"У мене є" versus "я маю"
It seems like both of these mean "I have". In what contexts do you "У мене є" and "я маю"?
Добре питання! This discussion is not terribly different from Russian where you have two phrases - "У меня есть" and the verb "иметь." I remember learning - at the time - that the latter of the two verbs was reserved for specific objects of ownership (materialistic things). Whereas the use of "у меня есть" was applied when referring to things like siblings, a job, etc. In other words, there were far more instances where the former was applicable.
So when I began learning Ukrainian, I applied the same logic. I am not claiming it is correct, and I am almost certain there's a higher authority on the distinction, but the few Russian friends I've communicated with almost always recommended "у меня" instead of using "иметь"
With that being said, I am pretty sure you'd be understood by anyone regardless of your choice. Do you have a preference? If so, I would stick with it until someone comes along and suggests otherwise.
Я зазвичай говорю "у мене є" коли я кажу про речі.
Well, the difference is that in Ukrainian both work fine. In Russian using «иметь» everywhere (outside official or formal style) would be an odd stylistic choice.
I had a bit of a "huh" moment when I dipped my toe into Mondly's Russian course, when they introduced я имею as "I have" in the course of the first group of lessons.
Didn't inspire me to invest... ;) not much of a loss leader there, Mondly.
It took me a while to get my head round я маю being a perfectly reasonable alternative to у мене є in Ukrainian.
Exactly "я маю" is perfectly correct Ukrainian translation of "I have" whereas in Russian it is a bit more complicated. The same as in Ukrainian is in west slavic languages: Polish "ja mam", Czech/Slovak: "já mám".
Now that I think about it, it's kinda like how we can say "I have" or "I got" in English, even though got sounds more informal
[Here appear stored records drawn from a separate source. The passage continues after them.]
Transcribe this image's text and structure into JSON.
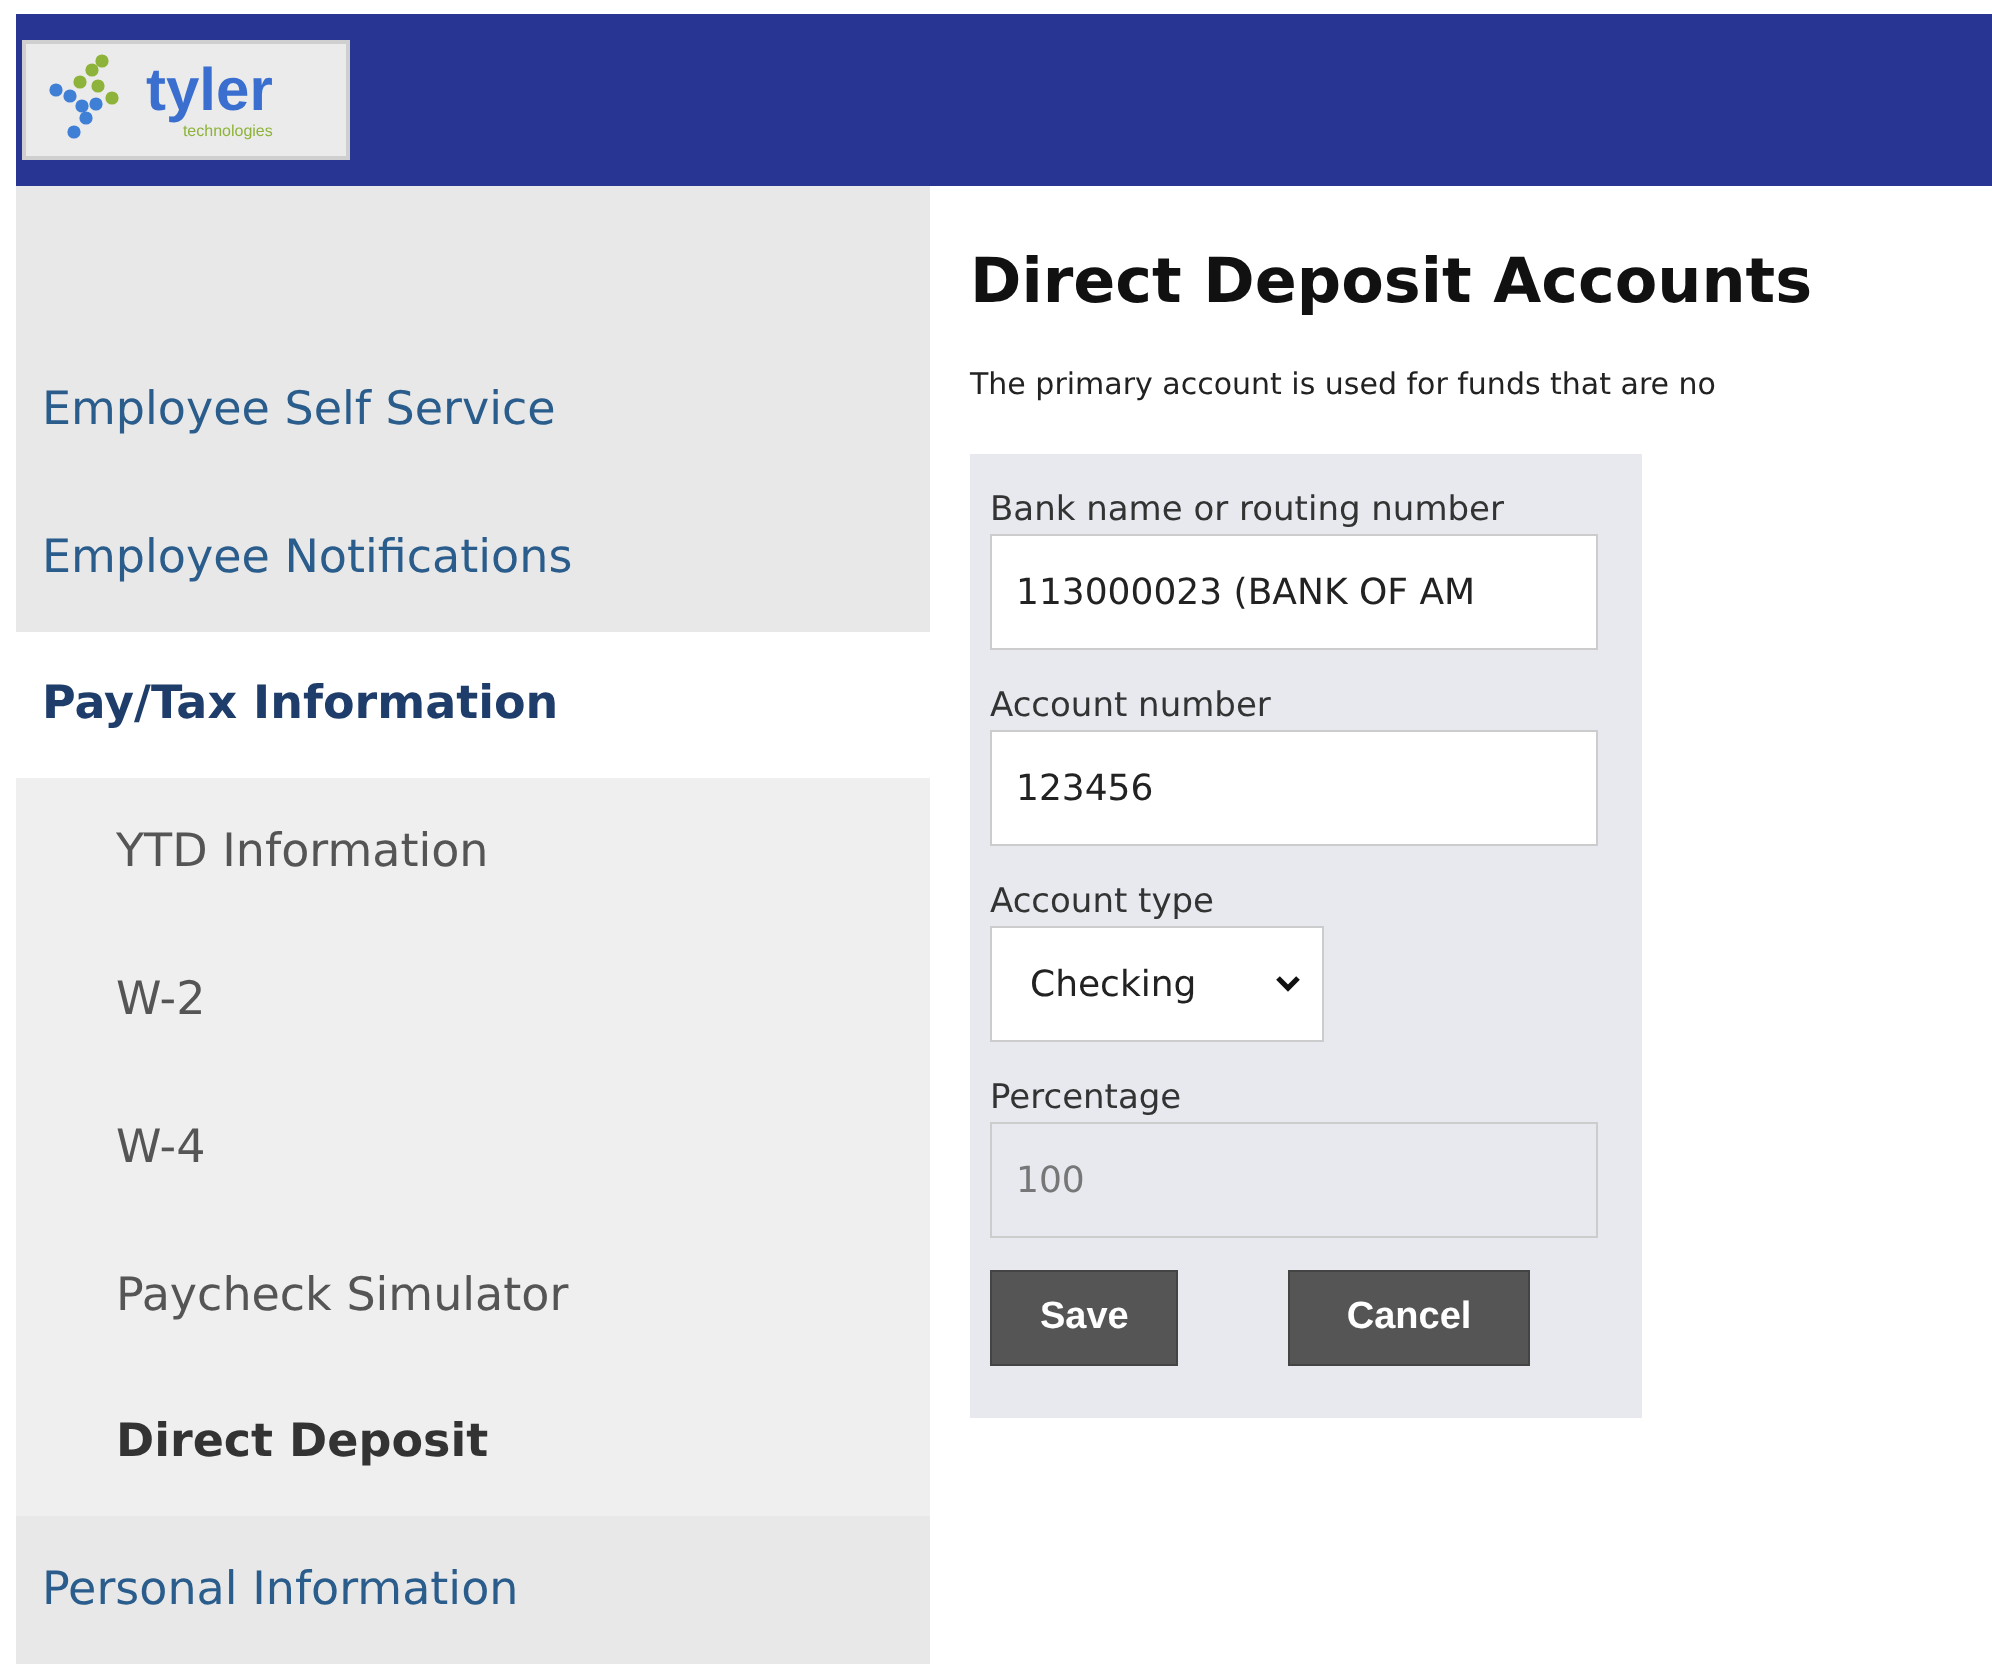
{
  "header": {
    "logo": {
      "name": "tyler",
      "tagline": "technologies"
    }
  },
  "sidebar": {
    "items": [
      {
        "label": "Employee Self Service",
        "selected": false
      },
      {
        "label": "Employee Notifications",
        "selected": false
      },
      {
        "label": "Pay/Tax Information",
        "selected": true,
        "children": [
          {
            "label": "YTD Information",
            "selected": false
          },
          {
            "label": "W-2",
            "selected": false
          },
          {
            "label": "W-4",
            "selected": false
          },
          {
            "label": "Paycheck Simulator",
            "selected": false
          },
          {
            "label": "Direct Deposit",
            "selected": true
          }
        ]
      },
      {
        "label": "Personal Information",
        "selected": false
      }
    ]
  },
  "main": {
    "title": "Direct Deposit Accounts",
    "description": "The primary account is used for funds that are no",
    "form": {
      "fields": [
        {
          "kind": "text",
          "label": "Bank name or routing number",
          "value": "113000023 (BANK OF AM",
          "disabled": false
        },
        {
          "kind": "text",
          "label": "Account number",
          "value": "123456",
          "disabled": false
        },
        {
          "kind": "select",
          "label": "Account type",
          "value": "Checking",
          "disabled": false
        },
        {
          "kind": "text",
          "label": "Percentage",
          "value": "100",
          "disabled": true
        }
      ],
      "buttons": [
        "Save",
        "Cancel"
      ]
    }
  }
}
They are both fine but IMO I would use "У мене є" and "У вас є" at the beginning of a sentence. (There is probably a more sophisticated answer to come from someone else)